TASK OBJECTIVE —
The required result is each line of the entries below containing the string "sword".

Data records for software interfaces

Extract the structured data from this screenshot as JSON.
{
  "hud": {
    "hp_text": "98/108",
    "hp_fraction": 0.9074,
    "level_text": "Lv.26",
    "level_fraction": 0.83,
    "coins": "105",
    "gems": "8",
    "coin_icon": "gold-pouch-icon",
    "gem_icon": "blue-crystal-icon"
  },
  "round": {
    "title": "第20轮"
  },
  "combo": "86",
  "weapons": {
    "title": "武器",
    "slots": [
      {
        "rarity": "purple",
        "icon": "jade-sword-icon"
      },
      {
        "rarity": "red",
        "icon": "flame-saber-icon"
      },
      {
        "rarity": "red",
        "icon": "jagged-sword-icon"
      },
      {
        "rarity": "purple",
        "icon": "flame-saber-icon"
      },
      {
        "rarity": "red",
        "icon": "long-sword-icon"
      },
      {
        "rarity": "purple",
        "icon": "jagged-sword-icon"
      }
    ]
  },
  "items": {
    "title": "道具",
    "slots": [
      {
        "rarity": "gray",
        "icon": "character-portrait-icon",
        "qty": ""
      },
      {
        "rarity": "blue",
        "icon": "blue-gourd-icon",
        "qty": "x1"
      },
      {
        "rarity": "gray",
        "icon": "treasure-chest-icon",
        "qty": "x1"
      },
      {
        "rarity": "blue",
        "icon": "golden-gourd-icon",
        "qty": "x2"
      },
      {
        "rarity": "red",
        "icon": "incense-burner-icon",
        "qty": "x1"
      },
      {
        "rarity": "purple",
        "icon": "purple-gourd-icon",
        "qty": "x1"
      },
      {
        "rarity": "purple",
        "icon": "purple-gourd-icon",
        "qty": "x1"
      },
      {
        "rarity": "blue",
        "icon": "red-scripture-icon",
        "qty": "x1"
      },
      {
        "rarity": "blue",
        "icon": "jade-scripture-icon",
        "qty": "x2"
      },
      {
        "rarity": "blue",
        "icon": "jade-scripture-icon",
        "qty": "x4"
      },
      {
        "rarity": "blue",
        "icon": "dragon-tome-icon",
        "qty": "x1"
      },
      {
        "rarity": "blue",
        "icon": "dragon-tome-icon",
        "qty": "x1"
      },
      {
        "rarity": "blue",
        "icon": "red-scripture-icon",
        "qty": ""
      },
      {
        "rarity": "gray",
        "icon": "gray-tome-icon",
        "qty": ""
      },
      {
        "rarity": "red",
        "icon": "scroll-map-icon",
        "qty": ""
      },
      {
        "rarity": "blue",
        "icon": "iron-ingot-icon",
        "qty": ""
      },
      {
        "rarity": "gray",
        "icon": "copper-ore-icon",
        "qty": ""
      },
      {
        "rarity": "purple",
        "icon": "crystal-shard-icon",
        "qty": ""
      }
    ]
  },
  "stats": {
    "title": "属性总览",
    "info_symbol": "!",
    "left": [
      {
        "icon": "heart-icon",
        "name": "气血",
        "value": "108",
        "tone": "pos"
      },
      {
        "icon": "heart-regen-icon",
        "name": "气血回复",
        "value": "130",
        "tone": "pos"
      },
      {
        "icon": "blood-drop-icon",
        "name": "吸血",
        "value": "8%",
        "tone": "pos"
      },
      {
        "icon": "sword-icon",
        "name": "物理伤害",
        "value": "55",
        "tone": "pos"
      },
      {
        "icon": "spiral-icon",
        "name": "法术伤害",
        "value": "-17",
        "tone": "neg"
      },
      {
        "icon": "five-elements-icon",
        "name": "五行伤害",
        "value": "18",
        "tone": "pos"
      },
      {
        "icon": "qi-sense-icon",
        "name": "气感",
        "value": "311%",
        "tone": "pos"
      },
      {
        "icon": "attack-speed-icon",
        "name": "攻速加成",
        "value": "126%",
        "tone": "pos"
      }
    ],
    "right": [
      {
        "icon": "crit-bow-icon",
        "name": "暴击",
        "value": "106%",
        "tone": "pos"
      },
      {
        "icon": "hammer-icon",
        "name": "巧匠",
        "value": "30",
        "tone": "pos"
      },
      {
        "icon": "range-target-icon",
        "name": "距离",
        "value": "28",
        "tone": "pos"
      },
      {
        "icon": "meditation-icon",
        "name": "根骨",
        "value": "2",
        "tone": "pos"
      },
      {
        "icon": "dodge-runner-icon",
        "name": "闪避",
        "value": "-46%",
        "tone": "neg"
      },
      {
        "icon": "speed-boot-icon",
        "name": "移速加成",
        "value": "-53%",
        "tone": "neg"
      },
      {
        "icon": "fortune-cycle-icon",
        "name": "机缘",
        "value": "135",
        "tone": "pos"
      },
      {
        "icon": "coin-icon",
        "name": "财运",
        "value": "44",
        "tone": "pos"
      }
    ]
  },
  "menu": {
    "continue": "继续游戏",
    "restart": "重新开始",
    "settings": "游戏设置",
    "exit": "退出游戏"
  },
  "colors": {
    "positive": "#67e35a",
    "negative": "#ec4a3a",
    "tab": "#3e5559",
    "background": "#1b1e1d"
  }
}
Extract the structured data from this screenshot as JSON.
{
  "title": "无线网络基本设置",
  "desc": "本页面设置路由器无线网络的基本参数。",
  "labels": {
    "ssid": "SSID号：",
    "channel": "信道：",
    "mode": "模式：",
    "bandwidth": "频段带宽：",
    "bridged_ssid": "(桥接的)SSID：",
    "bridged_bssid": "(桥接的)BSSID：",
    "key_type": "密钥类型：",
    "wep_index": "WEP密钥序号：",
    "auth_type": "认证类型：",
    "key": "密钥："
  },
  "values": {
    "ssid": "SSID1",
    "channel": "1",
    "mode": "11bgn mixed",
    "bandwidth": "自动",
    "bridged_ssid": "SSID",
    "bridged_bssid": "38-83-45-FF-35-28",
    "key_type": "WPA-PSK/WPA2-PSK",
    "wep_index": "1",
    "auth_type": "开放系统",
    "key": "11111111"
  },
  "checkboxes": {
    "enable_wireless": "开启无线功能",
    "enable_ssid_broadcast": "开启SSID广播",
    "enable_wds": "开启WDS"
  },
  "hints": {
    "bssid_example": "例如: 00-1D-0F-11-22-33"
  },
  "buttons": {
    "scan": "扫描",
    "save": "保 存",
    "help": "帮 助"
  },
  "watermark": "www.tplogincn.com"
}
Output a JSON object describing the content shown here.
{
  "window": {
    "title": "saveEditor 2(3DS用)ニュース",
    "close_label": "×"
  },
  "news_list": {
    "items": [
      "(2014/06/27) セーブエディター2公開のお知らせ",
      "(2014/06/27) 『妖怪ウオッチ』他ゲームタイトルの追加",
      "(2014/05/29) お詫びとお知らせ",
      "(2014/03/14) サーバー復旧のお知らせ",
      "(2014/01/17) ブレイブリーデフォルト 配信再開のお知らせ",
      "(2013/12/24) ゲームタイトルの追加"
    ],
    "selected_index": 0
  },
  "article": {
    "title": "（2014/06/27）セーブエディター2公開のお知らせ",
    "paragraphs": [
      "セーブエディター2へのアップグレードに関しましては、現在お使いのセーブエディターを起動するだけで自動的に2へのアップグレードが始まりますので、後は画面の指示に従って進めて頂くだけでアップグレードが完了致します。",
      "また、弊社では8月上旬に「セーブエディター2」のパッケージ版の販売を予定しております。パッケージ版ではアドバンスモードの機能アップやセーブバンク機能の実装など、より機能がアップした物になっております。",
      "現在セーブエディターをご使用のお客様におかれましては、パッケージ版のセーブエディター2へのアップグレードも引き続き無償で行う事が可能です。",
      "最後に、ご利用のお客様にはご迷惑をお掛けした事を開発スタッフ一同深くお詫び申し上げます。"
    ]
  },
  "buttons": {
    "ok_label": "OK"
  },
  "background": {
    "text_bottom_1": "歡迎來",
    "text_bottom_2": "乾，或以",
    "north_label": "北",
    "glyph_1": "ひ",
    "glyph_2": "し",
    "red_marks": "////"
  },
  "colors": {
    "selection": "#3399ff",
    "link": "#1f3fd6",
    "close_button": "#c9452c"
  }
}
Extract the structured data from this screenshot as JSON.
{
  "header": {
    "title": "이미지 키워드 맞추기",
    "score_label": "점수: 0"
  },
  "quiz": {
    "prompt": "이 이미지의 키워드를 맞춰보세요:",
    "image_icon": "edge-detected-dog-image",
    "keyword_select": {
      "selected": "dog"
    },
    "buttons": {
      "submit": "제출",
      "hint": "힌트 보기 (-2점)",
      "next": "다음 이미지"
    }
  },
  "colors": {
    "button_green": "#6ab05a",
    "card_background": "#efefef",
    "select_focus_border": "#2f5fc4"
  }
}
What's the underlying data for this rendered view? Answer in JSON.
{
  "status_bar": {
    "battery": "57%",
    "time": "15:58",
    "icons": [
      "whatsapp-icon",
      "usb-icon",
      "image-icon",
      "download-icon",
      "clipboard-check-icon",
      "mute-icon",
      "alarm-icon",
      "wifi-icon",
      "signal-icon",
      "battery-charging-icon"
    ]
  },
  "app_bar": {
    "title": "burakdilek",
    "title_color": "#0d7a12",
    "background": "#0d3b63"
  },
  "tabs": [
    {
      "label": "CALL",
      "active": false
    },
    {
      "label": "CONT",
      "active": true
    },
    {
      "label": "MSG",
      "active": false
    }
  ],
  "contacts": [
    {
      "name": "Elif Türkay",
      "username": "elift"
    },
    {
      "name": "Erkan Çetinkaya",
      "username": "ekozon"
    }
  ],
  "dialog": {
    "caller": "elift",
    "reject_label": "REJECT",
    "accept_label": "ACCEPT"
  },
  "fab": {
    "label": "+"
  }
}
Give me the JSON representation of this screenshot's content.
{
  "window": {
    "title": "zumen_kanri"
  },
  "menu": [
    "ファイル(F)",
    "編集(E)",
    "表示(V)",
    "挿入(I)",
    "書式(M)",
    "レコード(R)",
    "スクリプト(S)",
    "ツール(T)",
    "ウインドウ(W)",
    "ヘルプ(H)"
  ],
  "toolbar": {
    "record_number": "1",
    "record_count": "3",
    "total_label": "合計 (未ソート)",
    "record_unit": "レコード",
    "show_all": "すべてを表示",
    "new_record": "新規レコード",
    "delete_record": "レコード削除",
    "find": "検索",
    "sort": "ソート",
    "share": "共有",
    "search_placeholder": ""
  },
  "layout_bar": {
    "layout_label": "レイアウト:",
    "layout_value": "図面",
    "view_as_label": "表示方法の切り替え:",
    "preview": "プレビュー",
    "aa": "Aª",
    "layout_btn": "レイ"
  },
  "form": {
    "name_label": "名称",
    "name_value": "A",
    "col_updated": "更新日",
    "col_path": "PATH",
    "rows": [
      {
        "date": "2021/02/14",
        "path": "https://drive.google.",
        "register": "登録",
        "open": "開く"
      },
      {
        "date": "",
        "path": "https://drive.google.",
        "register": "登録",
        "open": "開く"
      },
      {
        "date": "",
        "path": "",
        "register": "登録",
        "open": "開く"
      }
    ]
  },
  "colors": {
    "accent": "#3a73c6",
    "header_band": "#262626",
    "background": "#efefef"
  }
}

RESPONSE FOR THIS EXERCISE —
        "icon": "jade-sword-icon"
        "icon": "jagged-sword-icon"
        "icon": "long-sword-icon"
        "icon": "jagged-sword-icon"
        "icon": "sword-icon",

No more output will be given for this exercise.